*WHAT NEEDS TO BE DONE*
Search the records below for the word "immobiliare" and show every line where it occurs.

>>

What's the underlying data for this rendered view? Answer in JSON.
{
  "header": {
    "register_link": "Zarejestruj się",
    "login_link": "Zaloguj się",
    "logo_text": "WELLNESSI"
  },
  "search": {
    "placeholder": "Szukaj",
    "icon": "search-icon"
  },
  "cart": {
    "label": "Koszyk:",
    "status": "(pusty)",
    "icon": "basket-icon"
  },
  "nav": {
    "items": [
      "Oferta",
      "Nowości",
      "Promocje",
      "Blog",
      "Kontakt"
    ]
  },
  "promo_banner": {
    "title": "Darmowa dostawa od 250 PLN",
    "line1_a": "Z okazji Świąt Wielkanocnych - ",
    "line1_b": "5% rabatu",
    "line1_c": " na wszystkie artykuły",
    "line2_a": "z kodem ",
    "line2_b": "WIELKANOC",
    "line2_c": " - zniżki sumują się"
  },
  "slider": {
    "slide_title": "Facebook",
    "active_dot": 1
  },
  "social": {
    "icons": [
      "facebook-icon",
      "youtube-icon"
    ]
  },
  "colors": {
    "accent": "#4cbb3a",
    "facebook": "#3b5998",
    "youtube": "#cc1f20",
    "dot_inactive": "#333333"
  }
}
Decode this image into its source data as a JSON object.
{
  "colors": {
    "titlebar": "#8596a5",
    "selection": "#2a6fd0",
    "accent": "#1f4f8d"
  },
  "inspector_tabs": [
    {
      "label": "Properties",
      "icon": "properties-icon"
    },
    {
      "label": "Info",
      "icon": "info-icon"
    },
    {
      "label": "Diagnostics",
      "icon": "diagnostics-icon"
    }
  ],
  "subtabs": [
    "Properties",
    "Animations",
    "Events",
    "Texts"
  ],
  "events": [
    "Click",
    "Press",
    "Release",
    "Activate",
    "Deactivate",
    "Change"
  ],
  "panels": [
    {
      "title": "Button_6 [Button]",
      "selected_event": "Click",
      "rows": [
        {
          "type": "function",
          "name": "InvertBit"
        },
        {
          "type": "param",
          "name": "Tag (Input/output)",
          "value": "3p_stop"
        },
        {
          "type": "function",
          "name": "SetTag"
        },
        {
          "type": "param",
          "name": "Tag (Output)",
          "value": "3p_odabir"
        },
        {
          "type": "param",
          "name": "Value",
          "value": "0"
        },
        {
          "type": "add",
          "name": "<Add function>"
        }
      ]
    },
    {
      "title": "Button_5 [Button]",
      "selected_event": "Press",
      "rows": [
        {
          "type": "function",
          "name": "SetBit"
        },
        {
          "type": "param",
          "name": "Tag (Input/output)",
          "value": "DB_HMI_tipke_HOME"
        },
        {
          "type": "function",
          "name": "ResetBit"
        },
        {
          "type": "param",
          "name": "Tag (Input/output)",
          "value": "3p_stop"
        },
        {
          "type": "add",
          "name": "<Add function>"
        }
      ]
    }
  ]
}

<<
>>

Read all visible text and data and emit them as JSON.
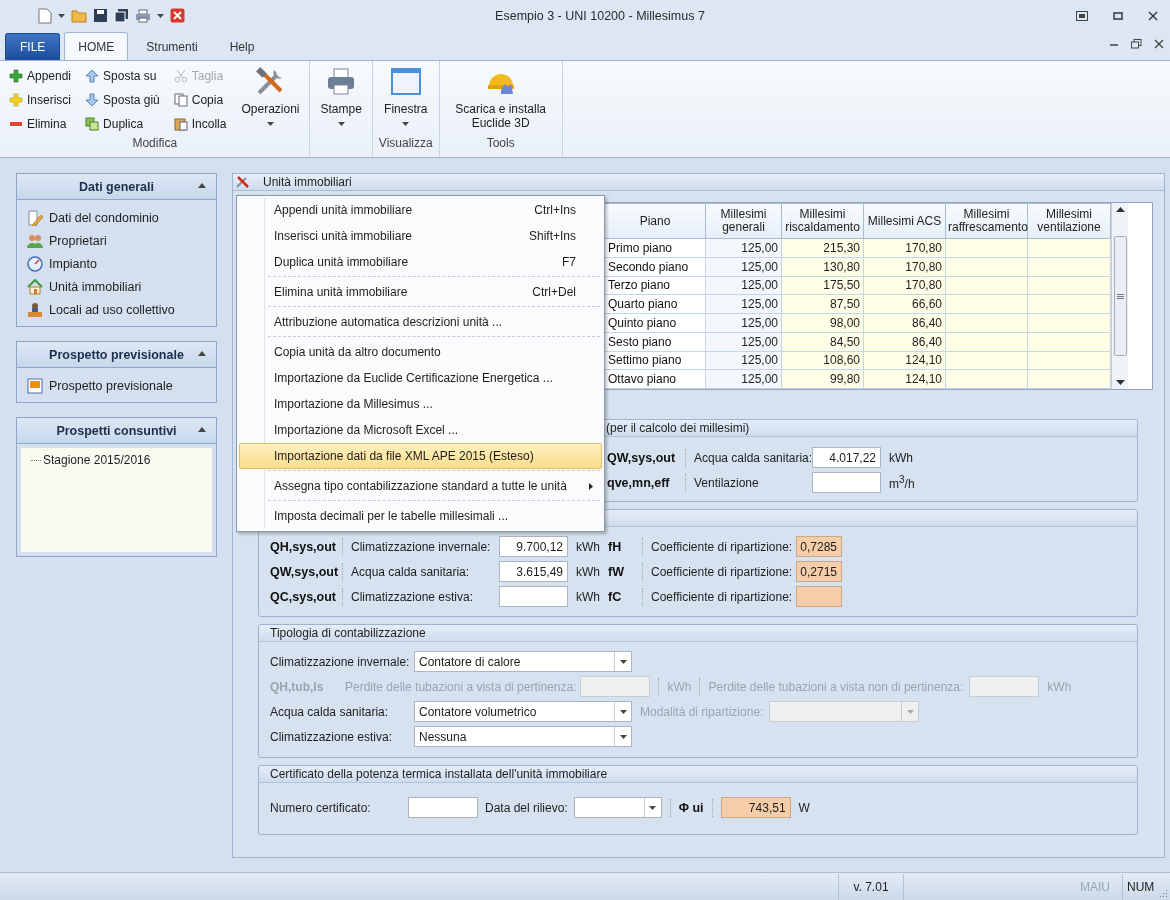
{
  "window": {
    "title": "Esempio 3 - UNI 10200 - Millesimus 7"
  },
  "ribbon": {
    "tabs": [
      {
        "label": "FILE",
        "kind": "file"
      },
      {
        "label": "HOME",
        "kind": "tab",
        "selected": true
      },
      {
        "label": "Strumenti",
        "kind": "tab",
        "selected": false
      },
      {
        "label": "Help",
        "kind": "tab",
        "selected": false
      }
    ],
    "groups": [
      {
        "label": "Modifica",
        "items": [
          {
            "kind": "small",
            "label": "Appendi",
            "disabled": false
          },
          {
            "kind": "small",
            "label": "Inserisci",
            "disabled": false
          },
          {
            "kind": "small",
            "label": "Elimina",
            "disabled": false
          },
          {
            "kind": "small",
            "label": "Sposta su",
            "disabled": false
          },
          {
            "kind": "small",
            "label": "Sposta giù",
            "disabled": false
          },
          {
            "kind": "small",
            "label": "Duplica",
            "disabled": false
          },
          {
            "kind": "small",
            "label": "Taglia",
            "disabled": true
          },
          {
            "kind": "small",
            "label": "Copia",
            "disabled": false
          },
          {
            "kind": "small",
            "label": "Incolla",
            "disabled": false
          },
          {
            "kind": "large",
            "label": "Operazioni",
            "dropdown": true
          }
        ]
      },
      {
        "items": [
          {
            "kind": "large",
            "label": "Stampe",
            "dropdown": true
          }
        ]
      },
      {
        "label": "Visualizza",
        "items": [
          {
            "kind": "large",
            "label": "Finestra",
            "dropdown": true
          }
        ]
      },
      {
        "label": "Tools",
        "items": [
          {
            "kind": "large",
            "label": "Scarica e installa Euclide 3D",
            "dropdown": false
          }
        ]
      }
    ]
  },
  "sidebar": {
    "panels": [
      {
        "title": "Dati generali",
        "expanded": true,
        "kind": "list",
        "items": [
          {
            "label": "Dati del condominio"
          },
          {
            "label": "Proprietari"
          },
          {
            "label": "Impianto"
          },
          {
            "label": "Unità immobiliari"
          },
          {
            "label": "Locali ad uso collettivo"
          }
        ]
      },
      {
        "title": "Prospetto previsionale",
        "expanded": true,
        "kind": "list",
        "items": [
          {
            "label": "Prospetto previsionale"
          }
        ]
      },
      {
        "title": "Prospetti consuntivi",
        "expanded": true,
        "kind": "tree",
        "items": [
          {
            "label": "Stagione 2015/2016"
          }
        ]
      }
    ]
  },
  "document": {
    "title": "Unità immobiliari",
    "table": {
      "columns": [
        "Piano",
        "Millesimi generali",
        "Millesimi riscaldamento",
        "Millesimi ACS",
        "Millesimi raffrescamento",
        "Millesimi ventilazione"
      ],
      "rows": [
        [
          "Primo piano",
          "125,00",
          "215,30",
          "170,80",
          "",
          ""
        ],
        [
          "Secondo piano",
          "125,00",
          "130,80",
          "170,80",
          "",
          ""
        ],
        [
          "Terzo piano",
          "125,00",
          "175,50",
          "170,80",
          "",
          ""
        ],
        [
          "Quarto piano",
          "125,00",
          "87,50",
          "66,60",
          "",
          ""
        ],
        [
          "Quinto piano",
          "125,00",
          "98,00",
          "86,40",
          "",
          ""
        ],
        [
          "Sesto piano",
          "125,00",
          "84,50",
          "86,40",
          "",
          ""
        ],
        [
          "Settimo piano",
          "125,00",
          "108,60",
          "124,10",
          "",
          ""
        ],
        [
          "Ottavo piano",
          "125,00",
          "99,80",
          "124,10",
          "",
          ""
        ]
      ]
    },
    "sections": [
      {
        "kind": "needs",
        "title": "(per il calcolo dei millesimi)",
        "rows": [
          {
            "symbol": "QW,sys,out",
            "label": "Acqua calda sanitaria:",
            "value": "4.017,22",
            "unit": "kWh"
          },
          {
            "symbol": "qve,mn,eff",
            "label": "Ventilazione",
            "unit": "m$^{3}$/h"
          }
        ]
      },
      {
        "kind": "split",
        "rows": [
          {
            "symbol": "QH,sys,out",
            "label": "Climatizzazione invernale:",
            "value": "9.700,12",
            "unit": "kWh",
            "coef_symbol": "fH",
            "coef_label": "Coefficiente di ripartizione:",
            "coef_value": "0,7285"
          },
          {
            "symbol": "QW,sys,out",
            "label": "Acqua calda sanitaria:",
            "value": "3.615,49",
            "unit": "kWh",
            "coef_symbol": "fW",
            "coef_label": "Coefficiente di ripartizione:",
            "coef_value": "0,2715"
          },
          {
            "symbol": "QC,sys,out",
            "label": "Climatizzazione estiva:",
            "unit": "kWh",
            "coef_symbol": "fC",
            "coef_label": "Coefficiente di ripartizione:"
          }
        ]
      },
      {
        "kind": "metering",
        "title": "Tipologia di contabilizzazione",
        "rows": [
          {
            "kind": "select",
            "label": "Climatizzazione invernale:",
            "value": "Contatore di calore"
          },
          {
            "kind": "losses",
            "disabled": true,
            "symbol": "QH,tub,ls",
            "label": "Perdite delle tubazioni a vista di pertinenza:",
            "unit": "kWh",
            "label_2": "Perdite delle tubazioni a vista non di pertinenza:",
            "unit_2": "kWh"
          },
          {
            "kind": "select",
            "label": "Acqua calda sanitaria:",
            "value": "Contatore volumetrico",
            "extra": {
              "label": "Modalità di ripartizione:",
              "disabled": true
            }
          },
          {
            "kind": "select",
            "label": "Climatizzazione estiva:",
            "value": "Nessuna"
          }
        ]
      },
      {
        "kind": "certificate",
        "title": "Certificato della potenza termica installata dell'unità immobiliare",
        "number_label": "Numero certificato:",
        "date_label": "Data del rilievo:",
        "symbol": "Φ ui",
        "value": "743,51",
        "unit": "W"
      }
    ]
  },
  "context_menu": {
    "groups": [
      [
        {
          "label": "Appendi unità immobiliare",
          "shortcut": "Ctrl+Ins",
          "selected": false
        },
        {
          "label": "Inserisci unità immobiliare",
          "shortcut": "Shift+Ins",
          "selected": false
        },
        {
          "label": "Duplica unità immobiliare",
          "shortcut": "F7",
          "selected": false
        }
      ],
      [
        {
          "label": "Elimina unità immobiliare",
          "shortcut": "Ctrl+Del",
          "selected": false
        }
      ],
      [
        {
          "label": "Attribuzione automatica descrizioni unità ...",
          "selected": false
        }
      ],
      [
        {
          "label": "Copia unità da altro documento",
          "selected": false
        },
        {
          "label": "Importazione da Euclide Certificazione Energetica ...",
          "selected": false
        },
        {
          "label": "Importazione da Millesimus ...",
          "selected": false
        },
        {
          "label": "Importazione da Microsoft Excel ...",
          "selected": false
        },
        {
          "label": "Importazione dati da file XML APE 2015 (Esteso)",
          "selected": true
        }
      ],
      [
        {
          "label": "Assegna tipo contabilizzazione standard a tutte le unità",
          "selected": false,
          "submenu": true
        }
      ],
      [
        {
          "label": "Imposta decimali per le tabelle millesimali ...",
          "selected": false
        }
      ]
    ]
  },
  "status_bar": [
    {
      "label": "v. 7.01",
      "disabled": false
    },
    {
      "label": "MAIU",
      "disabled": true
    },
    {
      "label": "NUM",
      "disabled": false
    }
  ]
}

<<

*WRITTEN ANSWER*
        "title": "Certificato della potenza termica installata dell'unità immobiliare",
          "label": "Appendi unità immobiliare",
          "label": "Inserisci unità immobiliare",
          "label": "Duplica unità immobiliare",
          "label": "Elimina unità immobiliare",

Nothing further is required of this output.